The second semi-reserve was established at the Noorderheide, in the centre of our country, which measures 250 ha. (625 acres) with a variety of heather fields on sandy soil, small pastures and different types of forest. A harem of the stallion Tello and his four mares were kept on this completely fenced in nature reserve owned by the State Forestry Department. These mares originate from Leipzig ( Germany ), Midway Manor ( England ) and Bern ( Switzerland ). Unfortunately, the vegetation is too poor, so only on the Noorderheide we had to give the Przewalski horses extra food. All other territories have sufficient food for year round grazing. Mineral licks were added everywhere. Breeding at Noorderheide has been stopped in 2000, because enough horses were transported to Mongolia.
The third semi-reserve was situated in the Ooijpolder near Nijmegen. This nature reserve covers 30 ha. (75 acres) and has an ideal vegetation of different types of pastureland on clay as well as sandy soil. The hilly territory is full of herbs alternated by parts of woodland and natural lakes. No extra foodsupply was needed during the winter. Five mares born in the semi-reserves in Lelystad and Noorderheide were kept in this area together with the stallion Vagur obtained from the USSR. The last group of horses from this area has been transported to Mongolia in 1998.

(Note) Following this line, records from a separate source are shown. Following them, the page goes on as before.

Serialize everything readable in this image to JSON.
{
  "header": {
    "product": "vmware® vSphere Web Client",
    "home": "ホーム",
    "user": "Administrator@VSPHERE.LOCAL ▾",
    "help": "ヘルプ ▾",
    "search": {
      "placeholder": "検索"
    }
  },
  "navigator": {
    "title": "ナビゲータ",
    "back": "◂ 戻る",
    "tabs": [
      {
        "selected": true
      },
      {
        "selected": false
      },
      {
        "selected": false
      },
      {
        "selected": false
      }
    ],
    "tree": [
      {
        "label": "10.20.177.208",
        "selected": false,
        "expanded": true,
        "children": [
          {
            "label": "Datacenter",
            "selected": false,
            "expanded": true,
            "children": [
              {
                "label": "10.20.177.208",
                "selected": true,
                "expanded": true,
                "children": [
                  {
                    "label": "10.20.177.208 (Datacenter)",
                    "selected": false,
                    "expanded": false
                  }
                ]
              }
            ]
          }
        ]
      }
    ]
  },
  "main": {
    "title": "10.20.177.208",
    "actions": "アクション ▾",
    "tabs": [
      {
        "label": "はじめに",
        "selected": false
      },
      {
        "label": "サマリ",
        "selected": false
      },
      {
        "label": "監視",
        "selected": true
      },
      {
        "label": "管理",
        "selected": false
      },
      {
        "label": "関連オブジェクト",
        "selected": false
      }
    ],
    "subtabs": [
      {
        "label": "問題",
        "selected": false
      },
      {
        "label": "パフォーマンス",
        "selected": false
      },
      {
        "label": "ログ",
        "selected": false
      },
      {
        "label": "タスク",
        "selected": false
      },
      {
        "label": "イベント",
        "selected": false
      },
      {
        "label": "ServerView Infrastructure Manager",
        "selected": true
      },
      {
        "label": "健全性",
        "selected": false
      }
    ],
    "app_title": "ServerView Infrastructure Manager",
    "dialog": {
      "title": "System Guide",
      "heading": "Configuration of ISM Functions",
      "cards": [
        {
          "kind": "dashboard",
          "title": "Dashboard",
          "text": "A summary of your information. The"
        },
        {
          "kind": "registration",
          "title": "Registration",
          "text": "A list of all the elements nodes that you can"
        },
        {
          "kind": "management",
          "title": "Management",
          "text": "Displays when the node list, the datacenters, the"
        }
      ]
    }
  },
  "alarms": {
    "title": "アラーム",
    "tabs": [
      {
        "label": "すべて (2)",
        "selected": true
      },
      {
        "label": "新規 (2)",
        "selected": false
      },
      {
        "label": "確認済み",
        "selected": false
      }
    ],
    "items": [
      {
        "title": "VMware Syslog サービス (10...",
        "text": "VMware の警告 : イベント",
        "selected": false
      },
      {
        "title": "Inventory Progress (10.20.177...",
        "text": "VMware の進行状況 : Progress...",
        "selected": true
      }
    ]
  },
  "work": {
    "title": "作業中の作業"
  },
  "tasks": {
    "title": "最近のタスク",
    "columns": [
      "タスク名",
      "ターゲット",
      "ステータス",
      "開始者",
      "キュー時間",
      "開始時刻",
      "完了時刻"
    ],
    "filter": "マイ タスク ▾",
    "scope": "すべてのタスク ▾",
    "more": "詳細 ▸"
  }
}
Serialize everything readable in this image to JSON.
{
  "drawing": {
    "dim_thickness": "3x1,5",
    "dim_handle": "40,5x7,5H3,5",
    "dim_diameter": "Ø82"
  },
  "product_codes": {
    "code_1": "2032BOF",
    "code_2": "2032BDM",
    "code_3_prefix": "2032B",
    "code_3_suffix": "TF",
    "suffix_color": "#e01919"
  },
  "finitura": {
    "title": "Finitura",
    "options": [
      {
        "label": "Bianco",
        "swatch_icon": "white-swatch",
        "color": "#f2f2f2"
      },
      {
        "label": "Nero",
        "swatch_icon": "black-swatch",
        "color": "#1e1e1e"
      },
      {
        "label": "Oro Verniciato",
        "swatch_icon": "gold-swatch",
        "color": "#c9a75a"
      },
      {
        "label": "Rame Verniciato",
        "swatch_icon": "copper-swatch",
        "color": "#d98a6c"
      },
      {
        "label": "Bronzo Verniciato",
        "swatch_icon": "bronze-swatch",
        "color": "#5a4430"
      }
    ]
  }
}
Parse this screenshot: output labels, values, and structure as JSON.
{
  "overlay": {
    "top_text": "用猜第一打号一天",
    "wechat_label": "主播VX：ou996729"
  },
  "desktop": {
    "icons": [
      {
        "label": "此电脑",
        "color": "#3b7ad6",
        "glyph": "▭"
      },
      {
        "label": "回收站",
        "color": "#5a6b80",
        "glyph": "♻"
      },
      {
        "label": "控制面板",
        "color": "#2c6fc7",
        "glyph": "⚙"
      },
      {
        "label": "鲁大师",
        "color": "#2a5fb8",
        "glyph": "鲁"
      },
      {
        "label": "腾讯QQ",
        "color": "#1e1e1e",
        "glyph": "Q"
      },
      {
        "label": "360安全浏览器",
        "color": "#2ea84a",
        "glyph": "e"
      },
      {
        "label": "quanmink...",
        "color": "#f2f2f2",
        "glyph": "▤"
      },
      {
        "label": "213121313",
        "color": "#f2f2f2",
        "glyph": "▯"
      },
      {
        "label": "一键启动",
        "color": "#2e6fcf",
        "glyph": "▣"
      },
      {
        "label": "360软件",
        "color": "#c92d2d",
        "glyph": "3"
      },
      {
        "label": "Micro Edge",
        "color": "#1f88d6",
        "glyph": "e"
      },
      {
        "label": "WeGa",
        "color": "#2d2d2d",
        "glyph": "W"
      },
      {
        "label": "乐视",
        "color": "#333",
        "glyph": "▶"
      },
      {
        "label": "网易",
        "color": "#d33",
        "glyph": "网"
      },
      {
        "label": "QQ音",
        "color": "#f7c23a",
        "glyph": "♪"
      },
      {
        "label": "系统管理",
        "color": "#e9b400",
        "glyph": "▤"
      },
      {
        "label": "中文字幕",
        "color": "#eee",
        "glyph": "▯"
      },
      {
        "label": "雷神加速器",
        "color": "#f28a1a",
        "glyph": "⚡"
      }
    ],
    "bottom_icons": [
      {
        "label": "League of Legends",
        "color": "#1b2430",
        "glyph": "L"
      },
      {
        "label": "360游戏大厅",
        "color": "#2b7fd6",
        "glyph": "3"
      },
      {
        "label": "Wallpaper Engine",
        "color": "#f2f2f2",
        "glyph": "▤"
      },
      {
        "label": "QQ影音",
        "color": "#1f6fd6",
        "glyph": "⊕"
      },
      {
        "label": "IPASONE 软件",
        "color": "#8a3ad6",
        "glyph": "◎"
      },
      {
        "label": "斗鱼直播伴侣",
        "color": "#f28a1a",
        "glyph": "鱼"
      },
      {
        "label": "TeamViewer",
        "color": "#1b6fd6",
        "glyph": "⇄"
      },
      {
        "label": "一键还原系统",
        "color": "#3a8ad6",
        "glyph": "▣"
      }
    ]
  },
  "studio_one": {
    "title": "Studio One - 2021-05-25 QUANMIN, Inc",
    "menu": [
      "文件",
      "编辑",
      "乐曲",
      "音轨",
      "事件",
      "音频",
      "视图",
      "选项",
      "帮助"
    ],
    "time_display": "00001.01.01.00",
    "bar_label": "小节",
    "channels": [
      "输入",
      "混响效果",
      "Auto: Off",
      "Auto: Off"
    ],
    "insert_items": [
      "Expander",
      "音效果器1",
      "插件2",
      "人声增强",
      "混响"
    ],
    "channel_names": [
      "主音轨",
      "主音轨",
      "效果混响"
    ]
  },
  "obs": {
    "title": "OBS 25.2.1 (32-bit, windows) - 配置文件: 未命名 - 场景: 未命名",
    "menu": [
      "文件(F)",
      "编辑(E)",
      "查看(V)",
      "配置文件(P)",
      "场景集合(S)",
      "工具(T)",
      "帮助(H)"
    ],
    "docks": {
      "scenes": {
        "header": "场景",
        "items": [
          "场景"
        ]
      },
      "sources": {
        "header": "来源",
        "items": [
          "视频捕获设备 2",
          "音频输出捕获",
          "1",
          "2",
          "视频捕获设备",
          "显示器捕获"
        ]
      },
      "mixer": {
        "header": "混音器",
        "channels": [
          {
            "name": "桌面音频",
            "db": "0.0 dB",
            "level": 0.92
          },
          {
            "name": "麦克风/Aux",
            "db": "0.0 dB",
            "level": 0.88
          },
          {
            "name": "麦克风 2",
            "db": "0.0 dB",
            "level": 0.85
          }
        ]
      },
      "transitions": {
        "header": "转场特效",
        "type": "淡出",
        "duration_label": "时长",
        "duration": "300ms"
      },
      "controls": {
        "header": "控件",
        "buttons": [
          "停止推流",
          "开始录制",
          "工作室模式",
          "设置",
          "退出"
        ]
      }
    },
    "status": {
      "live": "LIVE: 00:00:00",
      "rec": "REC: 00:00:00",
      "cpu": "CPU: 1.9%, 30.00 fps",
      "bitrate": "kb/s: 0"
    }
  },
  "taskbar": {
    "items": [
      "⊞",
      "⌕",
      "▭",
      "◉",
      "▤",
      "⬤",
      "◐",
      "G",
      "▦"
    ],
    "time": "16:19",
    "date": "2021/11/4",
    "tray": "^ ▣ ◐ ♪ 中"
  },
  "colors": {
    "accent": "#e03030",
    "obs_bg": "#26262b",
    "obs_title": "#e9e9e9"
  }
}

The eleven stallions born in the semi-reserves were kept on a 40 ha. (100 acres) large peninsular in the south of the Netherlands, called Goudplaat. They had formed two groups each with their own leader. They do very well on the herbaceous vegetation. The stallions look for shelter behind the high thorny bushes and trees and drink water from a natural pond. Not all stallions were suited for transport to Mongolia. After the last transport in 2000 some stallions have remained in Goudplaat.
Another group of eight mares, all born in our semi-reserves, was released in the fifth semi-reserve at Meppen ( Germany ) offered by the State Niedersachsen, measuring 65 ha. (165 acres). Two stallions from Denver and Minnesota (USA) joined them, giving them a chance of free mate choice to form their own harems in time. The territory has enough food supply for year round grazing for two harems. This semi-reserve has a very varied vegetation with different grasses and herbs, part of it being moorland and part of it agricultural land. The horses can look for shelter in the woodlands and have all possibilities for browsing on bushes and different trees. Even though the breeding programme of the foundation has stopped, there are still Przewalski horses here. They are part of the EEP, a joint breeding programme of several zoos.
In March 1995 the sixth semi-reserve for the Przewalski horses of the Foundation was established at Klosterwalde (Templin) some 100 km. north of Berlin. The 30 ha. large area is enlarged at present till 100 ha. The hilly pastures encircle a beautiful natural lake. In the forest parts the horses can find shelter. In 2000 the first foals have been transported to Mongolia.
The semi-reserve is part of the Naturpark Uckermärkische Seen (Staat Brandenburg). This Naturpark thanks its name to the numerous natural lakes in the area. The park is bordered by the cities Prenzlau, Lynchen, Fürstenberg, Zehdonick and Templin.